• Task objective
Each entry below should be retyped exactly, with nothing omitted.

• Data provided
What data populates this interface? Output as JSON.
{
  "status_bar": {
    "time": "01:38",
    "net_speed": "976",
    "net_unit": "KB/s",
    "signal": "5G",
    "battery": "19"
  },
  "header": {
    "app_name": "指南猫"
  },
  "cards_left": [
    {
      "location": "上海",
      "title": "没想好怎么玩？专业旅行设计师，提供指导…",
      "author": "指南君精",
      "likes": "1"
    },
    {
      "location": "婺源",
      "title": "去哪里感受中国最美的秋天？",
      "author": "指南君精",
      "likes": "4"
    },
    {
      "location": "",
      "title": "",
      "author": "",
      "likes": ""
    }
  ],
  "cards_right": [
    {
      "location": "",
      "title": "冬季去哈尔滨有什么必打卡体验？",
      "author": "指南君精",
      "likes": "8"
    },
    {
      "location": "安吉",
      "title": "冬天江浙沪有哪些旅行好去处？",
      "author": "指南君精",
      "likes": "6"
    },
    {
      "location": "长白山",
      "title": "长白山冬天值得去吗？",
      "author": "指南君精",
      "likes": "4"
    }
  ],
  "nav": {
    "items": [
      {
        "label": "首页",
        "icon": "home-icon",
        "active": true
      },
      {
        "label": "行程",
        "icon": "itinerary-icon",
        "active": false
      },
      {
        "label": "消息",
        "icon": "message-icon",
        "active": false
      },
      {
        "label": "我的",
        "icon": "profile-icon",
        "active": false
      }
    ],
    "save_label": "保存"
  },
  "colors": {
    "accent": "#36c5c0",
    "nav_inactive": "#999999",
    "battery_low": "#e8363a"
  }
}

• Response box
What data populates this interface? Output as JSON.
{
  "status_bar": {
    "time": "01:38",
    "net_speed": "976",
    "net_unit": "KB/s",
    "signal": "5G",
    "battery": "19"
  },
  "header": {
    "app_name": "指南猫"
  },
  "cards_left": [
    {
      "location": "上海",
      "title": "没想好怎么玩？专业旅行设计师，提供指导…",
      "author": "指南君精",
      "likes": "1"
    },
    {
      "location": "婺源",
      "title": "去哪里感受中国最美的秋天？",
      "author": "指南君精",
      "likes": "4"
    },
    {
      "location": "",
      "title": "",
      "author": "",
      "likes": ""
    }
  ],
  "cards_right": [
    {
      "location": "",
      "title": "冬季去哈尔滨有什么必打卡体验？",
      "author": "指南君精",
      "likes": "8"
    },
    {
      "location": "安吉",
      "title": "冬天江浙沪有哪些旅行好去处？",
      "author": "指南君精",
      "likes": "6"
    },
    {
      "location": "长白山",
      "title": "长白山冬天值得去吗？",
      "author": "指南君精",
      "likes": "4"
    }
  ],
  "nav": {
    "items": [
      {
        "label": "首页",
        "icon": "home-icon",
        "active": true
      },
      {
        "label": "行程",
        "icon": "itinerary-icon",
        "active": false
      },
      {
        "label": "消息",
        "icon": "message-icon",
        "active": false
      },
      {
        "label": "我的",
        "icon": "profile-icon",
        "active": false
      }
    ],
    "save_label": "保存"
  },
  "colors": {
    "accent": "#36c5c0",
    "nav_inactive": "#999999",
    "battery_low": "#e8363a"
  }
}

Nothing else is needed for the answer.